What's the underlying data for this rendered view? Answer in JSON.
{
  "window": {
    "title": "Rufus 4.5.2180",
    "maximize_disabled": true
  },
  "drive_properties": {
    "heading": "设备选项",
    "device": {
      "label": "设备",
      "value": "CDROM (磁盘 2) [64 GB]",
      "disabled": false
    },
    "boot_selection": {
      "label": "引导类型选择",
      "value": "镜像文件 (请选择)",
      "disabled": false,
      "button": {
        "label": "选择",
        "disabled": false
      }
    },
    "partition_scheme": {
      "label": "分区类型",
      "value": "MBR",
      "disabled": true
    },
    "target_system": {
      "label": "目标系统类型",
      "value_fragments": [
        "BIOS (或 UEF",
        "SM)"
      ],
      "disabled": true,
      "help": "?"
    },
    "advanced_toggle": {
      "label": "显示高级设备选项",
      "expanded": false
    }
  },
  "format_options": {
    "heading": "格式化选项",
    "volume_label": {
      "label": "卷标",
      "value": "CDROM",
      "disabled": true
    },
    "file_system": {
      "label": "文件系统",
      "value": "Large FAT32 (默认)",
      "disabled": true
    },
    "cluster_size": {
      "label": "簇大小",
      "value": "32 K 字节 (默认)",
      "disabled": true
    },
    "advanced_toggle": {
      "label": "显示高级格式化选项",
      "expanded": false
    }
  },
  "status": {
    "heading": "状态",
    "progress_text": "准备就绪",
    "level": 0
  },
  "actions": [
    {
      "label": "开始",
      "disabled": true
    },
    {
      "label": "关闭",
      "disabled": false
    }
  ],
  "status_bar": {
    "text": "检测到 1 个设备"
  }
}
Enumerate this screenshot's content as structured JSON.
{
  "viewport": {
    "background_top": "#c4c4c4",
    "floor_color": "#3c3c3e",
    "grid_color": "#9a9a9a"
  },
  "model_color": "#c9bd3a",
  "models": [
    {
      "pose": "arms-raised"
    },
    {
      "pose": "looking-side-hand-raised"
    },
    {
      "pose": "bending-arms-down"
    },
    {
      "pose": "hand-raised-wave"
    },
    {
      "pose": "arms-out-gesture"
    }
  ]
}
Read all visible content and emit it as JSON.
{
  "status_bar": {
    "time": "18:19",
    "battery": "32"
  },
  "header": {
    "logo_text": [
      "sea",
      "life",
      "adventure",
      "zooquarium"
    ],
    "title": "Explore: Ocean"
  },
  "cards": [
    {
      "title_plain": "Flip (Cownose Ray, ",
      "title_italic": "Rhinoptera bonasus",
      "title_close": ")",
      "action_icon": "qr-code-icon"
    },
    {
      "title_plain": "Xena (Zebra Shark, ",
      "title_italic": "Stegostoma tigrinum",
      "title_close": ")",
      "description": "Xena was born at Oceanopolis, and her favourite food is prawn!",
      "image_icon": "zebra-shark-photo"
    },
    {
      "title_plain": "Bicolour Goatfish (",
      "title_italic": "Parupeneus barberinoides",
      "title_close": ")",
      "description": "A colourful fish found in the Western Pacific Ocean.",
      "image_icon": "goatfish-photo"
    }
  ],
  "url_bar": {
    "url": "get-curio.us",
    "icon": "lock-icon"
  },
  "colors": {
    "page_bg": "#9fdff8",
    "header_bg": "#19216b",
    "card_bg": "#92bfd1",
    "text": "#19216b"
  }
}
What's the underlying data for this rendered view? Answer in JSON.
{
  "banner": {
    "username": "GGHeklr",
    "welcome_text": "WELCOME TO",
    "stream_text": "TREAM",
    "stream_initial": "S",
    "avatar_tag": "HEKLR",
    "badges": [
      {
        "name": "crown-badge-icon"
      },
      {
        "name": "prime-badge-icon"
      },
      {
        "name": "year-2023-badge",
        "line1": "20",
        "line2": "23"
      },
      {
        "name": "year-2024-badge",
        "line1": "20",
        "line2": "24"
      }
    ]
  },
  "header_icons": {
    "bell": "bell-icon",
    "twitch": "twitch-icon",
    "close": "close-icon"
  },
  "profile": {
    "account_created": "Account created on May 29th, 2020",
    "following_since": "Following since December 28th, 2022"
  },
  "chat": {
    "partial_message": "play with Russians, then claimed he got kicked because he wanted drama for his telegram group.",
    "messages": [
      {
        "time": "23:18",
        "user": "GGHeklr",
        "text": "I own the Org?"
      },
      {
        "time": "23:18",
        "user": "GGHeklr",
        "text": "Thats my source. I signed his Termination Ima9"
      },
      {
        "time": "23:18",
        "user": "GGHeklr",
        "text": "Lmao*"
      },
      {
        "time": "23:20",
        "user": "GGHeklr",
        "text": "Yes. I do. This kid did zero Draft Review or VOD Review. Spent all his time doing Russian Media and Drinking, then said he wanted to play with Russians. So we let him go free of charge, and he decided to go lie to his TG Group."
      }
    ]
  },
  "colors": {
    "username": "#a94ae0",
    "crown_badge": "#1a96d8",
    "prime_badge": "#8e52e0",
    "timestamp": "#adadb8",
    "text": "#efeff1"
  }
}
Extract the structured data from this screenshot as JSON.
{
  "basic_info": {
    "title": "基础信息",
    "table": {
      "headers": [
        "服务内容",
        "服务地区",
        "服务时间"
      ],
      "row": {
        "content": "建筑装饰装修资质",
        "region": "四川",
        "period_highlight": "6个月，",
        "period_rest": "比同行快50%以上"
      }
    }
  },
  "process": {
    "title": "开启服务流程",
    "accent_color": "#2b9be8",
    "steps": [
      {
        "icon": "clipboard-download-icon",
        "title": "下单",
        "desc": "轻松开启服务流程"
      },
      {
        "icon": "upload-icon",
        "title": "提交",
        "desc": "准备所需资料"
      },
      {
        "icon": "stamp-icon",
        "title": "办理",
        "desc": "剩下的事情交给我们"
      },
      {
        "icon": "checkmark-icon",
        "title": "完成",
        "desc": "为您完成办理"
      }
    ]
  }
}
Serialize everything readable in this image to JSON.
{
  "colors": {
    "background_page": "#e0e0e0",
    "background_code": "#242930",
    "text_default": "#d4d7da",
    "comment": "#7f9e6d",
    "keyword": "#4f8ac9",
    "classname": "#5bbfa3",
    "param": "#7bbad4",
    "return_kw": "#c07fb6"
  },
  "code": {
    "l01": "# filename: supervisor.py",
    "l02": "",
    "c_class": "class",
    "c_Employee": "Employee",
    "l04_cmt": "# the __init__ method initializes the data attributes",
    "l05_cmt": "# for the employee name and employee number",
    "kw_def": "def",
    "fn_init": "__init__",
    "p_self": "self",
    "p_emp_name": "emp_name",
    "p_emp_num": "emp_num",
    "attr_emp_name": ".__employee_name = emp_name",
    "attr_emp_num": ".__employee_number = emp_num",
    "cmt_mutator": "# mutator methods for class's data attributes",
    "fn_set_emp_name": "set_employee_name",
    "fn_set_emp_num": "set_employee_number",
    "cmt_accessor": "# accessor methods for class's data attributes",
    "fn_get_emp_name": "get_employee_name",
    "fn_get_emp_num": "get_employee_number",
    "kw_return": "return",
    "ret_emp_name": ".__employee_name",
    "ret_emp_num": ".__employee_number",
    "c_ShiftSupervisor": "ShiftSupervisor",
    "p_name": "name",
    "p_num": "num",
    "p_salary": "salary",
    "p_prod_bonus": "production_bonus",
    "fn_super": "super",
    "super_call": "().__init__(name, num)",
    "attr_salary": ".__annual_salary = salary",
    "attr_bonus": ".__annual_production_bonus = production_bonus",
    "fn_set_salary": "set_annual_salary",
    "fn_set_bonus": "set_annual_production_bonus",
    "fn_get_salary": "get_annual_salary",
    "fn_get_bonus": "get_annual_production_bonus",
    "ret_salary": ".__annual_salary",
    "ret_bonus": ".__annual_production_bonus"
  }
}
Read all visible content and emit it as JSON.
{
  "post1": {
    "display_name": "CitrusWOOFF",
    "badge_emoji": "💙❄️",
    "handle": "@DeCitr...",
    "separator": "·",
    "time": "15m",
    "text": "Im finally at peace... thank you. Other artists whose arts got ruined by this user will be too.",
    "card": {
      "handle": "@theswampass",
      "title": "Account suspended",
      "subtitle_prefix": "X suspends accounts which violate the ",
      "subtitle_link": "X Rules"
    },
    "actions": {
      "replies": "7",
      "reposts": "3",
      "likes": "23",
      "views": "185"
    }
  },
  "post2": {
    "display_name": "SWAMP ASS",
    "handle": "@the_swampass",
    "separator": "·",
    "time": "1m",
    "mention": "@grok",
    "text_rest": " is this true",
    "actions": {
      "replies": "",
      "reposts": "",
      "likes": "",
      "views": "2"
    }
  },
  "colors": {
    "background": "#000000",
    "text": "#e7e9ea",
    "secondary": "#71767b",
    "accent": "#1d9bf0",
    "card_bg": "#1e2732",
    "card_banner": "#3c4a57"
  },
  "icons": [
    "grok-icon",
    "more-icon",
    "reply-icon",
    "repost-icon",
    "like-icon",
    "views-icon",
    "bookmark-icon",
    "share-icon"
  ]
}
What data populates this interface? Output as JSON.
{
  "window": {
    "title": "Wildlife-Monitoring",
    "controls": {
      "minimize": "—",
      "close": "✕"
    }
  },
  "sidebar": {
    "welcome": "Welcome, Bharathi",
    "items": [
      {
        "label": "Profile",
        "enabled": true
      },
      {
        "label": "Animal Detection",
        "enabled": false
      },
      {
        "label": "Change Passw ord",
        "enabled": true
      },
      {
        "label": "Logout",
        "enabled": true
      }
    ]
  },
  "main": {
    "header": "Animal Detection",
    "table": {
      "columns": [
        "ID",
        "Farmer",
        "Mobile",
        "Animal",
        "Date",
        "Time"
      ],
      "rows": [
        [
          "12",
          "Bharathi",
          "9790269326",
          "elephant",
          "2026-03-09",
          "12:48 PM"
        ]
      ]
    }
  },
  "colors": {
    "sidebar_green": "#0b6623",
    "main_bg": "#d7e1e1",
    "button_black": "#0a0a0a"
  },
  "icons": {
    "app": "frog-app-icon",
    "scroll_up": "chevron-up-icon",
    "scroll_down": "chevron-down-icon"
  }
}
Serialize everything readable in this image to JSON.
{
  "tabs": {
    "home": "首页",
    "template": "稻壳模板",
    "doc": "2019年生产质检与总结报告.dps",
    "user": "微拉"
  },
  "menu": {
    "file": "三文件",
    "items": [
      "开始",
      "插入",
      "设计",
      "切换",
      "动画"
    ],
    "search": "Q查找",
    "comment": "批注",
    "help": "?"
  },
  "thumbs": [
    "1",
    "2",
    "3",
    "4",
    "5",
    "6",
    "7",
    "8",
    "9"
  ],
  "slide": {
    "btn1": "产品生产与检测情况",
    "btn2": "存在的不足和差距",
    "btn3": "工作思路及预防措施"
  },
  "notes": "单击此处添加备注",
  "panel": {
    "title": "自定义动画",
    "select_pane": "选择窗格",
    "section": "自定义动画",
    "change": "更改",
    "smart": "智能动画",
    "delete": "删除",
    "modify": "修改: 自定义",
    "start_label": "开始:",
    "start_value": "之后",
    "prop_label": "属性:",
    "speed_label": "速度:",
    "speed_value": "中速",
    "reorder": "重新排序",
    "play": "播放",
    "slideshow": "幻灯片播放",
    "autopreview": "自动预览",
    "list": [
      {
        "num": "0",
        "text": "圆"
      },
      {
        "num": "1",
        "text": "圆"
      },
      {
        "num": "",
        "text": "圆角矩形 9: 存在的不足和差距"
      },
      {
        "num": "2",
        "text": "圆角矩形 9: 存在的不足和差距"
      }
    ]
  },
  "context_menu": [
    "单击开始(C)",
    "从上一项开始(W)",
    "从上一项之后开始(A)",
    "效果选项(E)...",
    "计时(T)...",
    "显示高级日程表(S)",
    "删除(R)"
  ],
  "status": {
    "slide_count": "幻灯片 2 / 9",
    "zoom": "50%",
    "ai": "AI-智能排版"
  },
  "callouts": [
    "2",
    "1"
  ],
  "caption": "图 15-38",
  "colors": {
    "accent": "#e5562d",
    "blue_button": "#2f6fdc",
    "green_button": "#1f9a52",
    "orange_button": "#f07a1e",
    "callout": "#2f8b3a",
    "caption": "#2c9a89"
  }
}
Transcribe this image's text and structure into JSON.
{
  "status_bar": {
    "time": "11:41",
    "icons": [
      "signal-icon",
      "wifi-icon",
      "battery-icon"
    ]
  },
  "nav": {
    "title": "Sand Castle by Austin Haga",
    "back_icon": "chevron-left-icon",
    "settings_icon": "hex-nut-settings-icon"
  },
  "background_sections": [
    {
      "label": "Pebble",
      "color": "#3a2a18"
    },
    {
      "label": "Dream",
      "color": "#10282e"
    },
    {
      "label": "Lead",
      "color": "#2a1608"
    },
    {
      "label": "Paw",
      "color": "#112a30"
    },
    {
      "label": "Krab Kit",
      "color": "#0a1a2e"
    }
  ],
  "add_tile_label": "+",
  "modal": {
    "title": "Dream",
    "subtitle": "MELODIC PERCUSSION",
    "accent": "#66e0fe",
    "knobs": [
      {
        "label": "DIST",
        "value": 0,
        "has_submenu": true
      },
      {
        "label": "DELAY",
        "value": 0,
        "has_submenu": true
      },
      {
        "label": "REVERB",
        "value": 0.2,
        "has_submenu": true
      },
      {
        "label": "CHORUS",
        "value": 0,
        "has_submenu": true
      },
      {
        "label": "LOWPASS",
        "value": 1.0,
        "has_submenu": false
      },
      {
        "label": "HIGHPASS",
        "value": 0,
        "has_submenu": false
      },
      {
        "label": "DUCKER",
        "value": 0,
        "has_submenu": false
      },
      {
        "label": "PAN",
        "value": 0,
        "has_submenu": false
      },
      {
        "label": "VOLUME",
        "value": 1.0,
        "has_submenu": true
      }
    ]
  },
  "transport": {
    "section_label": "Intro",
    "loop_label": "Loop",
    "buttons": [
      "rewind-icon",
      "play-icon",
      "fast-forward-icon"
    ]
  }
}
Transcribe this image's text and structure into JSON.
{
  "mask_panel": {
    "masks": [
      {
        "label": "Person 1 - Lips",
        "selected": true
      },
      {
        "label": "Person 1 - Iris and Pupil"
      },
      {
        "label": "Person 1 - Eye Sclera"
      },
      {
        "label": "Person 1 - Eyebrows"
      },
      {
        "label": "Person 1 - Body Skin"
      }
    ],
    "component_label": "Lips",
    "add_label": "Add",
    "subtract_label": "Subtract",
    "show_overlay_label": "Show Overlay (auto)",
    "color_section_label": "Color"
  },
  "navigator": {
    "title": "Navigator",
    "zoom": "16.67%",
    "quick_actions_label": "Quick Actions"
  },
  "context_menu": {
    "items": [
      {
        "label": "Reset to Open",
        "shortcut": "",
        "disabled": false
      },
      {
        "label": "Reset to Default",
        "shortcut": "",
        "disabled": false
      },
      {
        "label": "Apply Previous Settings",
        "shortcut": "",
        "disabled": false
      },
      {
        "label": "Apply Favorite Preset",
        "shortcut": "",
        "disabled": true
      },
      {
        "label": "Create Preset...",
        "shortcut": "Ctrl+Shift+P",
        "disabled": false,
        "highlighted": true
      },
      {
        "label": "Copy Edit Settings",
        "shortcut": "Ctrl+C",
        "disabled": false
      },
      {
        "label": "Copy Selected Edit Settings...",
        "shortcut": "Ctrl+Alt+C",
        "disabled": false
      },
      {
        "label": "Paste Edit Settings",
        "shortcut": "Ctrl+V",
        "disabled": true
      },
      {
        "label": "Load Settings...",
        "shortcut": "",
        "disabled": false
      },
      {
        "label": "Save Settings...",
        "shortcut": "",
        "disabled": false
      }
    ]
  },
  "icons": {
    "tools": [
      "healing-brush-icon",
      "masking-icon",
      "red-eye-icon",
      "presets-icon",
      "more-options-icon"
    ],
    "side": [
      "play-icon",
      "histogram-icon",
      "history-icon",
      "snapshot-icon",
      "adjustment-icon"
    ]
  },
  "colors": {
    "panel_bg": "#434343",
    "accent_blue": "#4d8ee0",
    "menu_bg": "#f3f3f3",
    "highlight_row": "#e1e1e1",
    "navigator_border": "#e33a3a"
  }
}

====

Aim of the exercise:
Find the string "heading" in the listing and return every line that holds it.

Output:
    "heading": "设备选项",
    "heading": "格式化选项",
    "heading": "状态",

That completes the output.